HDTVs From Samsung & LG Now In EPEAT Registry

EPEAT, one of the most comprehensive global registries for electronic appliances, recently expanded to include high definition televisions and smart televisions for the first time ever.

To be added to the EPEAT registry, a television must meet at least 24 required environmental performance criteria. Products may achieve higher ratings by meeting up to 29 additional optional criteria. LG Electronics and Samsung hold the honor of being the first to have their televisions included in this rigorous index.

flat screen televisions

Image via Milford/Wikimedia Commons

EPEAT rates products on a lifecycle basis, addressing the elimination of toxic substances, the use of recycled and recyclable materials, their design for recycling, product longevity, energy efficiency, corporate performance and packaging, among other attributes.

The registry started out helping companies, governments and consumers compare and purchase greener PCs and monitors, but has expanded significantly over the past year, as more manufacturers develop low-impact products. The addition of TVs comes less than two months after the registry expanded to include printers, copiers and other imaging equipment.

Since 2006, purchasers choosing EPEAT-registered electronics over products that don’t meet the system’s criteria have eliminated greenhouse gas emissions equivalent to 11 million U.S. vehicles’ annual impact, avoided more than 394,000 metric tons of hazardous waste and reduced solid waste by nearly 167,000 metric tons – equivalent to  nearly 86,000 U.S. households’ annual waste.
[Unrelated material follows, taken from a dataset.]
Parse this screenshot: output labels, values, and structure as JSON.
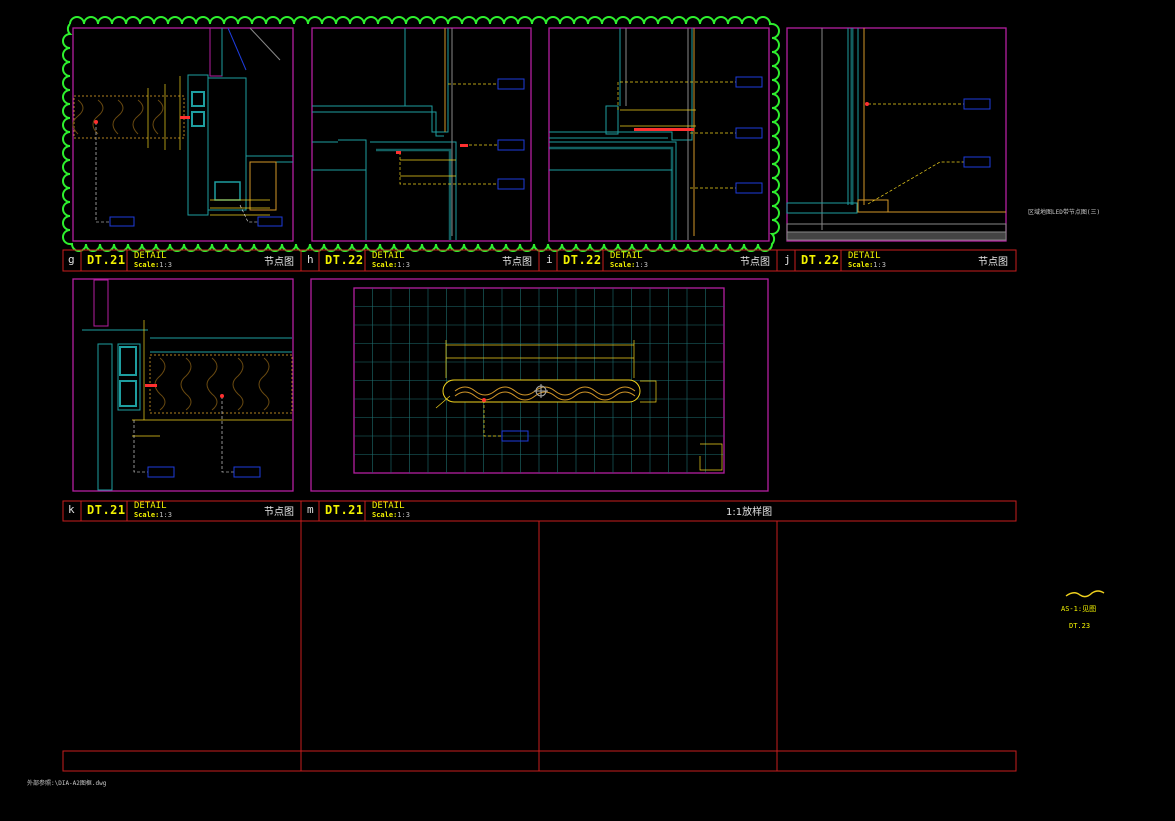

“As a long-time EPEAT partner for computer monitors, we recognize the value of this important program in educating consumers about sustainable products,” said Wayne Park, President and CEO of LG Electronics USA. “LG is proud to be among the first to meet EPEAT’s new TV criteria for listings on the definitive global registry for greener electronics.”

Beth Buczynski is a freelancer writer and editor currently living in the Rocky Mountain West. Her articles appear on Care2, Ecosalon and Inhabitat, just to name a few. So far, Beth has lived in or near three major U.S. mountain ranges, and is passionate about protecting the important ecosystems they represent. Follow Beth on Twitter as @ecosphericblog